Beginning with the line containing "Enumerate this screenshot's", write out each line exactly through the end of the listing, and skip all pictures.
○ ○ ○ ○ ○
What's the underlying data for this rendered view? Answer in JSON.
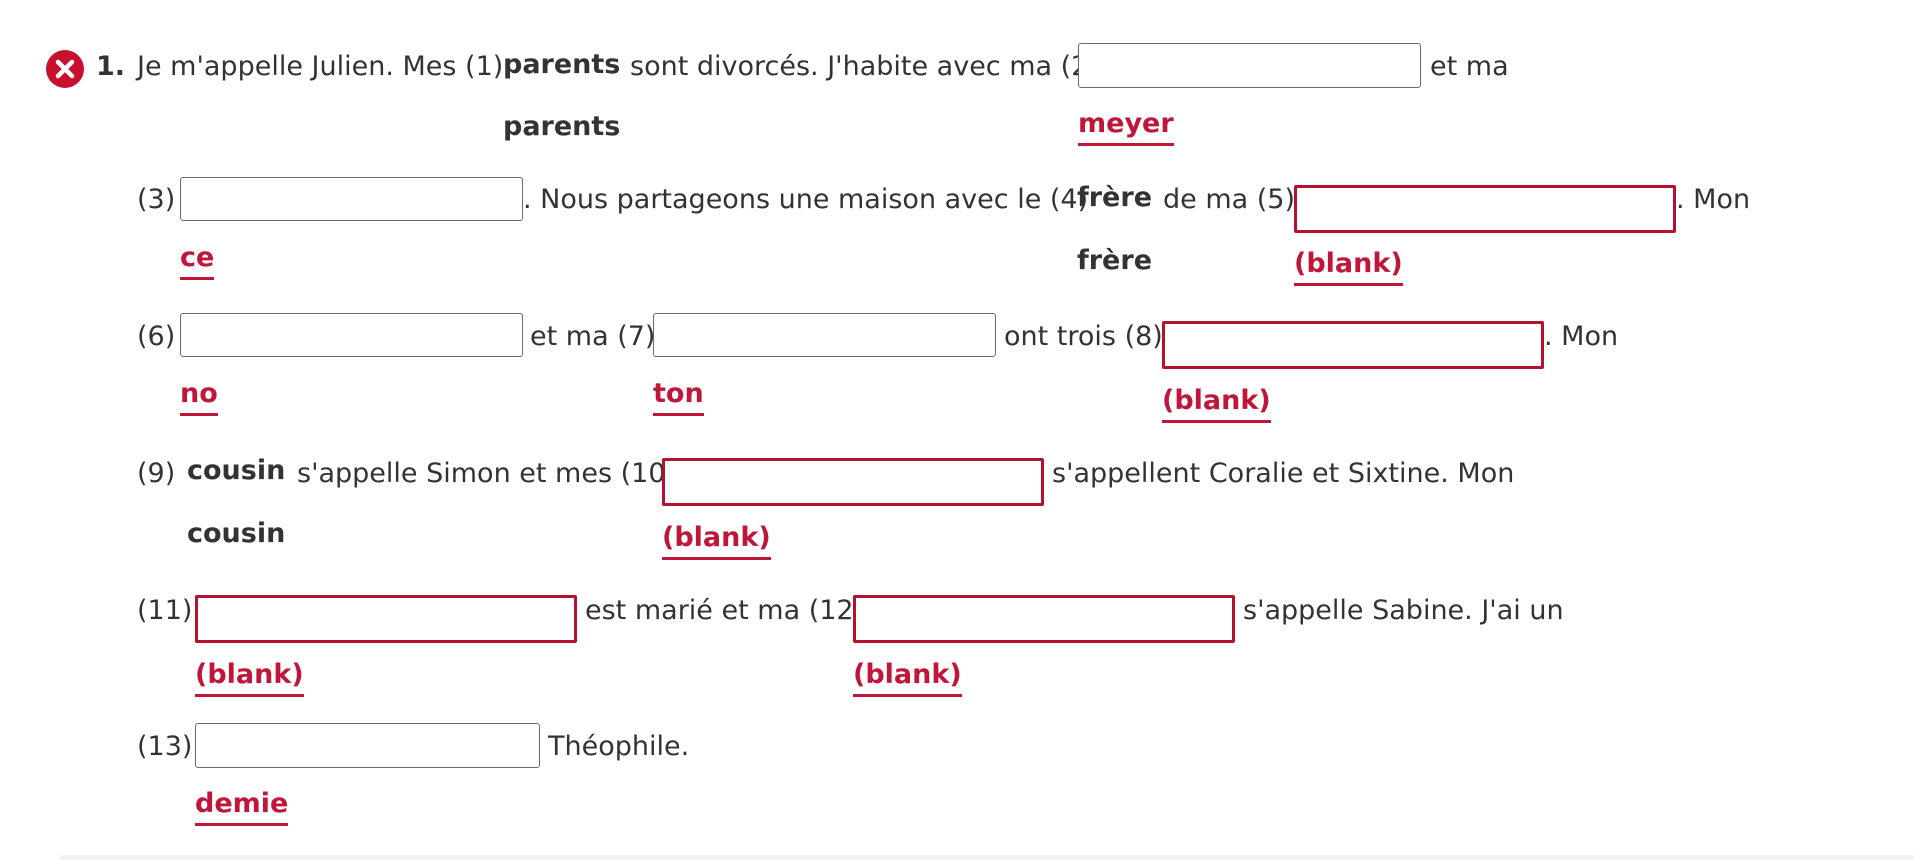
{
  "question": {
    "number": "1.",
    "status_icon": "error-x-icon",
    "colors": {
      "error": "#c8102e",
      "answer_text": "#c0163a",
      "body_text": "#333333",
      "input_border": "#6b6b6b"
    },
    "text": {
      "l1_a": "Je m'appelle Julien. Mes (1)",
      "l1_b": "sont divorcés. J'habite avec ma (2)",
      "l1_c": "et ma",
      "l2_a": "(3)",
      "l2_b": ". Nous partageons une maison avec le (4)",
      "l2_c": "de ma (5)",
      "l2_d": ". Mon",
      "l3_a": "(6)",
      "l3_b": "et ma (7)",
      "l3_c": "ont trois (8)",
      "l3_d": ". Mon",
      "l4_a": "(9)",
      "l4_b": "s'appelle Simon et mes (10)",
      "l4_c": "s'appellent Coralie et Sixtine. Mon",
      "l5_a": "(11)",
      "l5_b": "est marié et ma (12)",
      "l5_c": "s'appelle Sabine. J'ai un",
      "l6_a": "(13)",
      "l6_b": "Théophile."
    },
    "given_words": {
      "b1": "parents",
      "b4": "frère",
      "b9": "cousin"
    },
    "blanks": {
      "b1": {
        "response": "parents"
      },
      "b2": {
        "value": "",
        "response": "meyer"
      },
      "b3": {
        "value": "",
        "response": "ce"
      },
      "b4": {
        "response": "frère"
      },
      "b5": {
        "value": "",
        "response": "(blank)"
      },
      "b6": {
        "value": "",
        "response": "no"
      },
      "b7": {
        "value": "",
        "response": "ton"
      },
      "b8": {
        "value": "",
        "response": "(blank)"
      },
      "b9": {
        "response": "cousin"
      },
      "b10": {
        "value": "",
        "response": "(blank)"
      },
      "b11": {
        "value": "",
        "response": "(blank)"
      },
      "b12": {
        "value": "",
        "response": "(blank)"
      },
      "b13": {
        "value": "",
        "response": "demie"
      }
    }
  }
}
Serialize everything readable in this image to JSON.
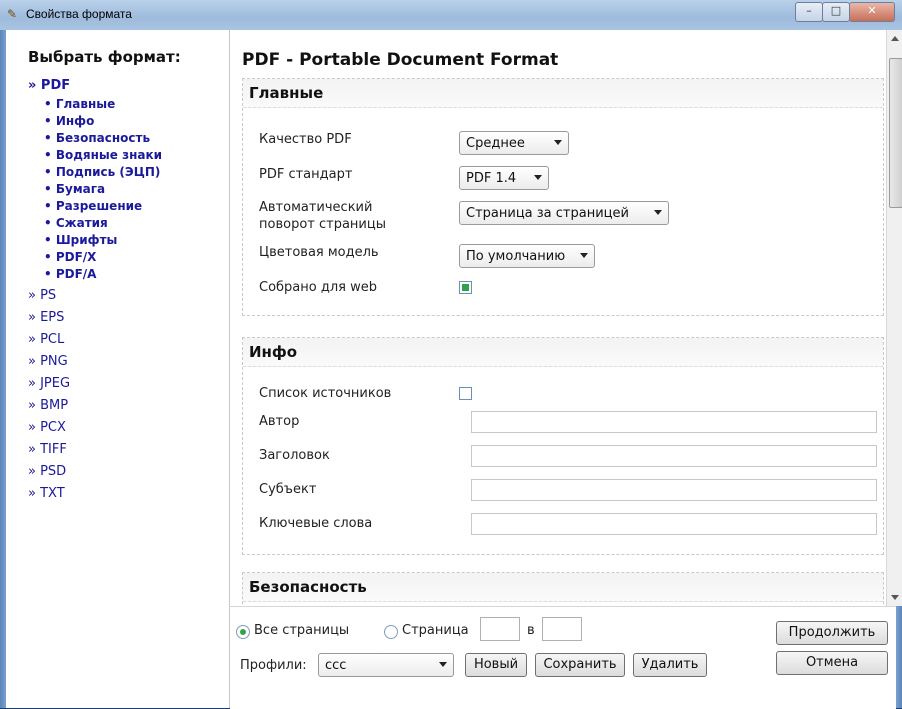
{
  "window": {
    "title": "Свойства формата",
    "app_icon": "properties-icon",
    "minimize": "–",
    "maximize": "□",
    "close": "✕"
  },
  "nav": {
    "heading": "Выбрать формат:",
    "current_format": "» PDF",
    "sub_items": [
      "• Главные",
      "• Инфо",
      "• Безопасность",
      "• Водяные знаки",
      "• Подпись (ЭЦП)",
      "• Бумага",
      "• Разрешение",
      "• Сжатия",
      "• Шрифты",
      "• PDF/X",
      "• PDF/A"
    ],
    "formats": [
      "» PS",
      "» EPS",
      "» PCL",
      "» PNG",
      "» JPEG",
      "» BMP",
      "» PCX",
      "» TIFF",
      "» PSD",
      "» TXT"
    ]
  },
  "main": {
    "page_title": "PDF - Portable Document Format",
    "general": {
      "title": "Главные",
      "quality_label": "Качество PDF",
      "quality_value": "Среднее",
      "standard_label": "PDF стандарт",
      "standard_value": "PDF 1.4",
      "rotate_label_1": "Автоматический",
      "rotate_label_2": "поворот страницы",
      "rotate_value": "Страница за страницей",
      "color_label": "Цветовая модель",
      "color_value": "По умолчанию",
      "web_label": "Собрано для web",
      "web_checked": true
    },
    "info": {
      "title": "Инфо",
      "sources_label": "Список источников",
      "sources_checked": false,
      "author_label": "Автор",
      "author_value": "",
      "title_label": "Заголовок",
      "title_value": "",
      "subject_label": "Субъект",
      "subject_value": "",
      "keywords_label": "Ключевые слова",
      "keywords_value": ""
    },
    "security": {
      "title": "Безопасность"
    }
  },
  "bottom": {
    "all_pages_label": "Все страницы",
    "all_pages_selected": true,
    "page_label": "Страница",
    "page_from": "",
    "in_label": "в",
    "page_to": "",
    "profiles_label": "Профили:",
    "profile_value": "ccc",
    "new_button": "Новый",
    "save_button": "Сохранить",
    "delete_button": "Удалить",
    "continue_button": "Продолжить",
    "cancel_button": "Отмена"
  },
  "colors": {
    "nav_link": "#1a1a9a",
    "check_green": "#2ea34a",
    "title_bar": "#b9d1ea"
  }
}
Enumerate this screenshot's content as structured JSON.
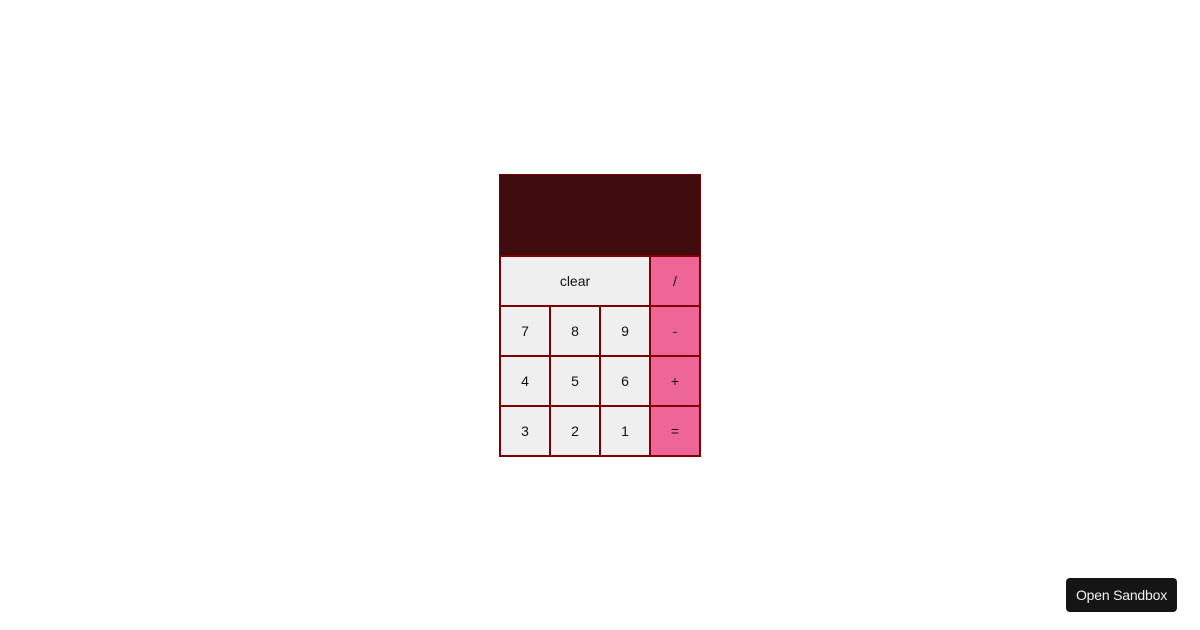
{
  "calculator": {
    "display_value": "",
    "rows": [
      [
        {
          "label": "clear",
          "type": "clear"
        },
        {
          "label": "/",
          "type": "op"
        }
      ],
      [
        {
          "label": "7",
          "type": "num"
        },
        {
          "label": "8",
          "type": "num"
        },
        {
          "label": "9",
          "type": "num"
        },
        {
          "label": "-",
          "type": "op"
        }
      ],
      [
        {
          "label": "4",
          "type": "num"
        },
        {
          "label": "5",
          "type": "num"
        },
        {
          "label": "6",
          "type": "num"
        },
        {
          "label": "+",
          "type": "op"
        }
      ],
      [
        {
          "label": "3",
          "type": "num"
        },
        {
          "label": "2",
          "type": "num"
        },
        {
          "label": "1",
          "type": "num"
        },
        {
          "label": "=",
          "type": "op"
        }
      ]
    ]
  },
  "colors": {
    "display_bg": "#410c0d",
    "border": "#7f0000",
    "key_bg": "#efefef",
    "operator_bg": "#ee6597"
  },
  "footer": {
    "open_sandbox_label": "Open Sandbox"
  }
}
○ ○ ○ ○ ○
Answer section:
Enumerate this screenshot's content as structured JSON.
{
  "calculator": {
    "display_value": "",
    "rows": [
      [
        {
          "label": "clear",
          "type": "clear"
        },
        {
          "label": "/",
          "type": "op"
        }
      ],
      [
        {
          "label": "7",
          "type": "num"
        },
        {
          "label": "8",
          "type": "num"
        },
        {
          "label": "9",
          "type": "num"
        },
        {
          "label": "-",
          "type": "op"
        }
      ],
      [
        {
          "label": "4",
          "type": "num"
        },
        {
          "label": "5",
          "type": "num"
        },
        {
          "label": "6",
          "type": "num"
        },
        {
          "label": "+",
          "type": "op"
        }
      ],
      [
        {
          "label": "3",
          "type": "num"
        },
        {
          "label": "2",
          "type": "num"
        },
        {
          "label": "1",
          "type": "num"
        },
        {
          "label": "=",
          "type": "op"
        }
      ]
    ]
  },
  "colors": {
    "display_bg": "#410c0d",
    "border": "#7f0000",
    "key_bg": "#efefef",
    "operator_bg": "#ee6597"
  },
  "footer": {
    "open_sandbox_label": "Open Sandbox"
  }
}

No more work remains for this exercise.